Like the evil empire in Star Wars, emissions cheating has proven impossible to eradicate completely. In August of 2020, news broke that VW subsidiary Porsche was being investigated by American and German authorities for possible emissions cheating in petrol engines used as recently as 2017.78 As these new allegations made clear, this remains a difficult problem to fix. Employees, executives, and shareholders are all incentivized to retain the status quo, helping to prevent sorely needed reforms. At the same time, the regulators, institutions, and individuals meant to hold VW and its competitors accountable have instead become beholden to their power, leaving open only limited avenues for enforcement of emissions standards.

Today, VW’s stock is soaring, buoyed by an environmentally-friendly move into electric vehicles.79 In some sense, then, this battle is already over.
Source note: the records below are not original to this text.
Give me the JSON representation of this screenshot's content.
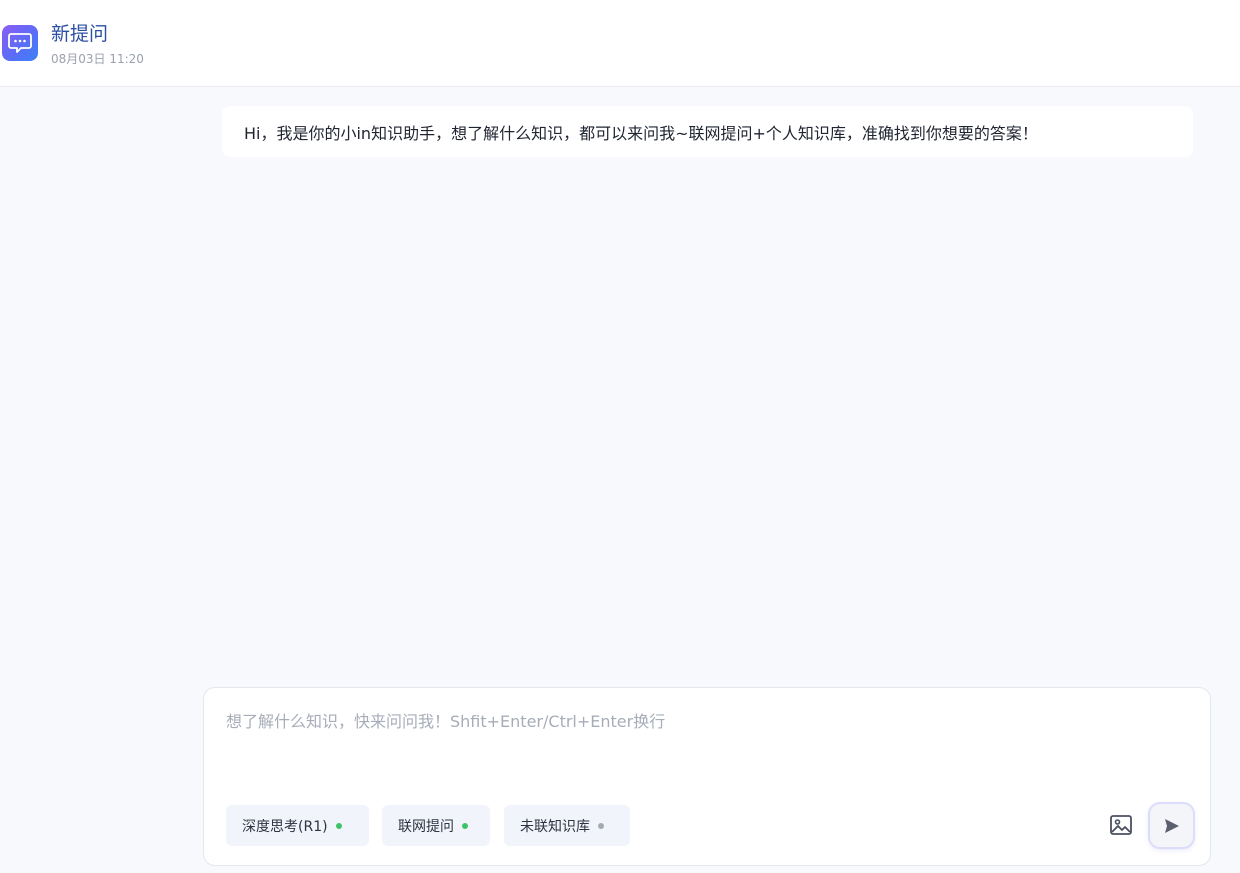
{
  "header": {
    "title": "新提问",
    "timestamp": "08月03日 11:20",
    "icon": "chat-bubble-icon"
  },
  "chat": {
    "messages": [
      {
        "role": "assistant",
        "text": "Hi，我是你的小in知识助手，想了解什么知识，都可以来问我~联网提问+个人知识库，准确找到你想要的答案！"
      }
    ]
  },
  "composer": {
    "placeholder": "想了解什么知识，快来问问我！Shfit+Enter/Ctrl+Enter换行",
    "value": "",
    "chips": [
      {
        "label": "深度思考(R1)",
        "status": "on",
        "dot_color": "#3fc36a"
      },
      {
        "label": "联网提问",
        "status": "on",
        "dot_color": "#3fc36a"
      },
      {
        "label": "未联知识库",
        "status": "off",
        "dot_color": "#a4a9b3"
      }
    ],
    "image_button_icon": "image-icon",
    "send_button_icon": "send-icon"
  },
  "colors": {
    "accent_title": "#2b4fa3",
    "background": "#f7f9fc",
    "status_on": "#3fc36a",
    "status_off": "#a4a9b3"
  }
}
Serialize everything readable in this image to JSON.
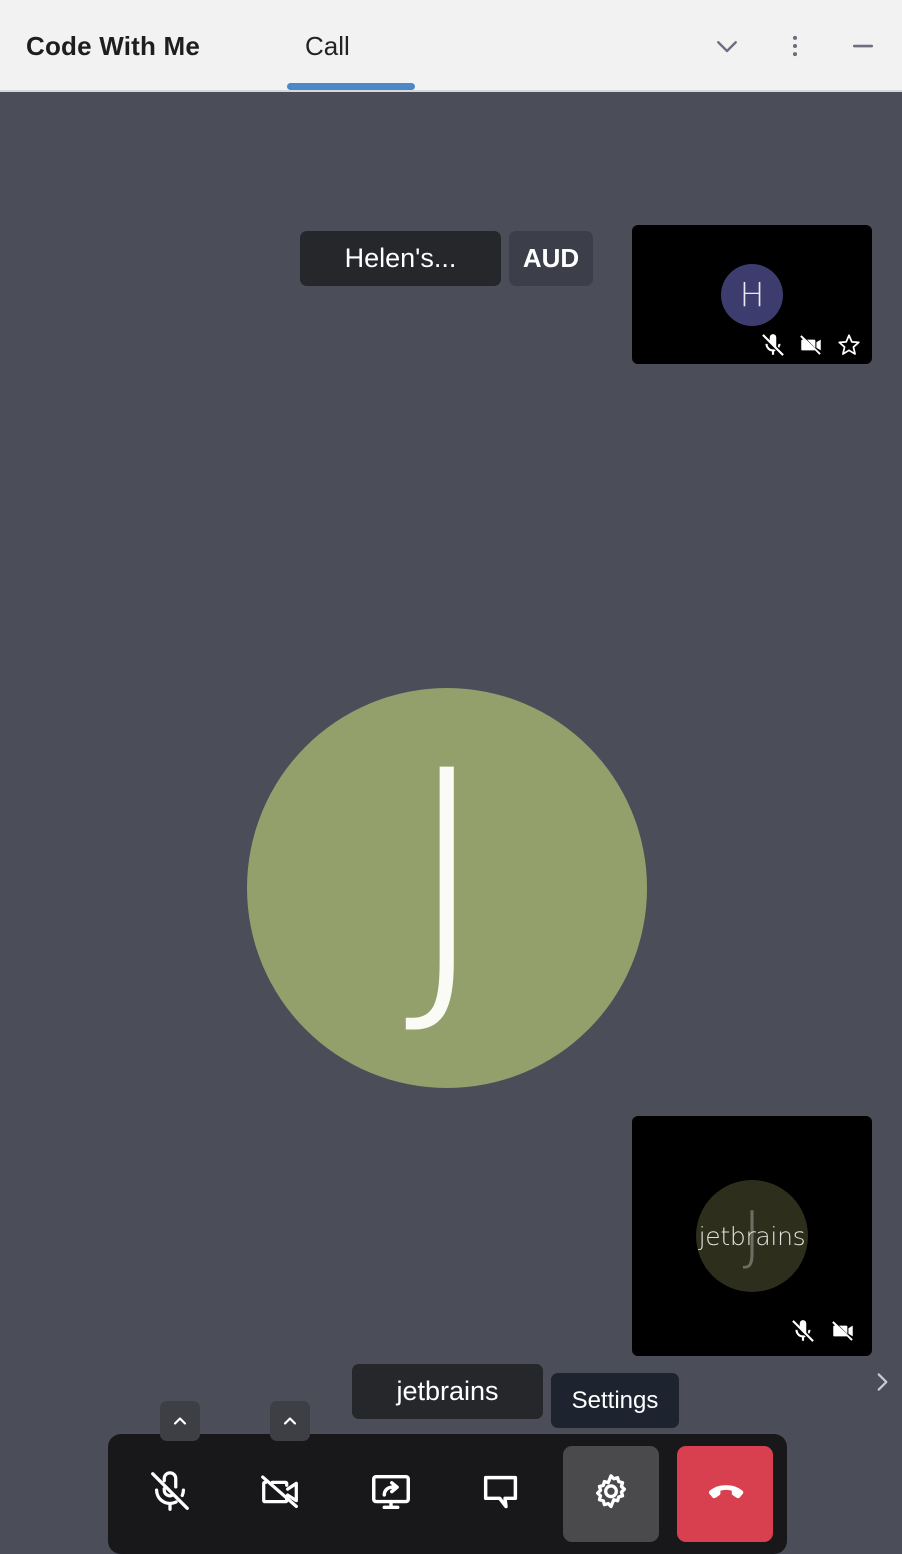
{
  "window": {
    "title": "Code With Me",
    "tabs": [
      {
        "label": "Call",
        "active": true
      }
    ],
    "controls": {
      "collapse_label": "chevron-down",
      "more_label": "more-options",
      "minimize_label": "minimize"
    }
  },
  "call": {
    "main_speaker": {
      "initial": "J",
      "avatar_color": "#93a06b"
    },
    "participants": [
      {
        "name_tooltip": "Helen's...",
        "badge": "AUD",
        "initial": "H",
        "avatar_color": "#3d3c6e",
        "mic_muted": true,
        "camera_off": true,
        "starred": false,
        "icons": [
          "mic-off-icon",
          "camera-off-icon",
          "star-icon"
        ]
      },
      {
        "name_tooltip": "jetbrains",
        "avatar_text": "jetbrains",
        "initial": "J",
        "avatar_color": "#2d2e1b",
        "mic_muted": true,
        "camera_off": true,
        "icons": [
          "mic-off-icon",
          "camera-off-icon"
        ]
      }
    ],
    "next_page_label": "chevron-right"
  },
  "toolbar": {
    "settings_tooltip": "Settings",
    "buttons": [
      {
        "name": "microphone-toggle",
        "icon": "mic-off-icon",
        "state": "muted",
        "has_chevron": true
      },
      {
        "name": "camera-toggle",
        "icon": "camera-off-icon",
        "state": "off",
        "has_chevron": true
      },
      {
        "name": "screen-share",
        "icon": "screen-share-icon",
        "state": "default",
        "has_chevron": false
      },
      {
        "name": "chat",
        "icon": "chat-icon",
        "state": "default",
        "has_chevron": false
      },
      {
        "name": "settings",
        "icon": "gear-icon",
        "state": "hovered",
        "has_chevron": false
      },
      {
        "name": "hang-up",
        "icon": "hang-up-icon",
        "state": "danger",
        "has_chevron": false
      }
    ]
  },
  "colors": {
    "stage_bg": "#4b4d59",
    "header_bg": "#f2f2f2",
    "accent_blue": "#4a88c7",
    "danger_red": "#d9404f",
    "toolbar_bg": "#18181b",
    "tooltip_bg": "#26272b",
    "badge_bg": "#3c3f4a"
  }
}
However, the wider war persists at the carmaker as well as across all other emissions-producing corporations. Recently, Greenpeace accused VW of manipulating data to seem as if it is selling more electric vehicles than it actually is.80 And according to scientists in California, 2020 was one of the worst ozone years ever despite a widespread decrease in automobile usage, suggesting that NOx is not just a tailpipe problem.81

If we hope to tackle the emissions issue and save our environment and public health, we must therefore resist the temptation of half-measures or quick fixes and instead deliver real, structural change to the way we allow our institutions to engage with these problems. Instead of letting corporations and their leaders shirk responsibility, we must make it their duty to safeguard the planet and its people. At the same time, we must find an effective way to hold the inevitable rule-breakers liable for the consequences of their actions. Only then will the true lessons of Dieselgate be learned.


Beth Gardiner, Choked: Life and Breath in the Age of Air Pollution (2019).

Clifford Atiyeh, Everything You Need to Know about the VW Diesel-Emissions Scandal, Car and Driver (Dec. 4, 2019),

Ewan McGaughey, The Codetermination Bargains: The History of German Corporate and Labour Law, 23 Colum. J. Eur. L. 135 (2016).

Henry Hansmann & Reinier Kraakman, The End of History for Corporate Law, 89 Geo. L.J. 439 (2001).

Laura Colombo, Corporate Social Responsibility Is Not Only Ethical, But Also A Modern Business Tool, Forbes (Apr. 5, 2021),

Lawrence Hurley, Supreme Court seeks U.S. government views on VW emissions case, Reuters (Apr. 26, 2021),

Suntae Kim et al., Why Companies Are Becoming B Corporations, Harv. Bus. Rev. (June 17, 2016),

Volkswagen Clean Air Act Civil Settlement, EPA (July 27, 2017),

Volkswagen, Holocaust Encyclopedia (2018),

Wolf-Georg Ringe, Company Law and Free Movement of Capital, 69 Cambridge L.J. 378 (2010).